__WHAT YOU NEED TO DO__. Copy out the data below, all of it, exactly.

__INPUT FOR THIS TASK__.
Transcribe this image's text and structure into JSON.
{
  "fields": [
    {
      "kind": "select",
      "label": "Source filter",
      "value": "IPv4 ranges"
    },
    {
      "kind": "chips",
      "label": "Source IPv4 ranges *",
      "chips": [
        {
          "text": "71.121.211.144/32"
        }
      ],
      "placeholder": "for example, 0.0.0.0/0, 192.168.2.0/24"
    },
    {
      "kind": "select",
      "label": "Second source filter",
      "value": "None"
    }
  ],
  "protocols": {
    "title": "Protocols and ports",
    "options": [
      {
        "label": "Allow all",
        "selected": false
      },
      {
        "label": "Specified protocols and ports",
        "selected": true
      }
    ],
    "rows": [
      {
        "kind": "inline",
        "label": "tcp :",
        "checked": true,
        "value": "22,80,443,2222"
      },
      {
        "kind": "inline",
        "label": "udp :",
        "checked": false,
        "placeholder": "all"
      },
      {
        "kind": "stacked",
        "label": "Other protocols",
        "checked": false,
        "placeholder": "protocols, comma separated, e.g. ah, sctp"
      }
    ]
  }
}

__ANSWER TO THIS EXERCISE__.
Transcribe this image's text and structure into JSON.
{
  "fields": [
    {
      "kind": "select",
      "label": "Source filter",
      "value": "IPv4 ranges"
    },
    {
      "kind": "chips",
      "label": "Source IPv4 ranges *",
      "chips": [
        {
          "text": "71.121.211.144/32"
        }
      ],
      "placeholder": "for example, 0.0.0.0/0, 192.168.2.0/24"
    },
    {
      "kind": "select",
      "label": "Second source filter",
      "value": "None"
    }
  ],
  "protocols": {
    "title": "Protocols and ports",
    "options": [
      {
        "label": "Allow all",
        "selected": false
      },
      {
        "label": "Specified protocols and ports",
        "selected": true
      }
    ],
    "rows": [
      {
        "kind": "inline",
        "label": "tcp :",
        "checked": true,
        "value": "22,80,443,2222"
      },
      {
        "kind": "inline",
        "label": "udp :",
        "checked": false,
        "placeholder": "all"
      },
      {
        "kind": "stacked",
        "label": "Other protocols",
        "checked": false,
        "placeholder": "protocols, comma separated, e.g. ah, sctp"
      }
    ]
  }
}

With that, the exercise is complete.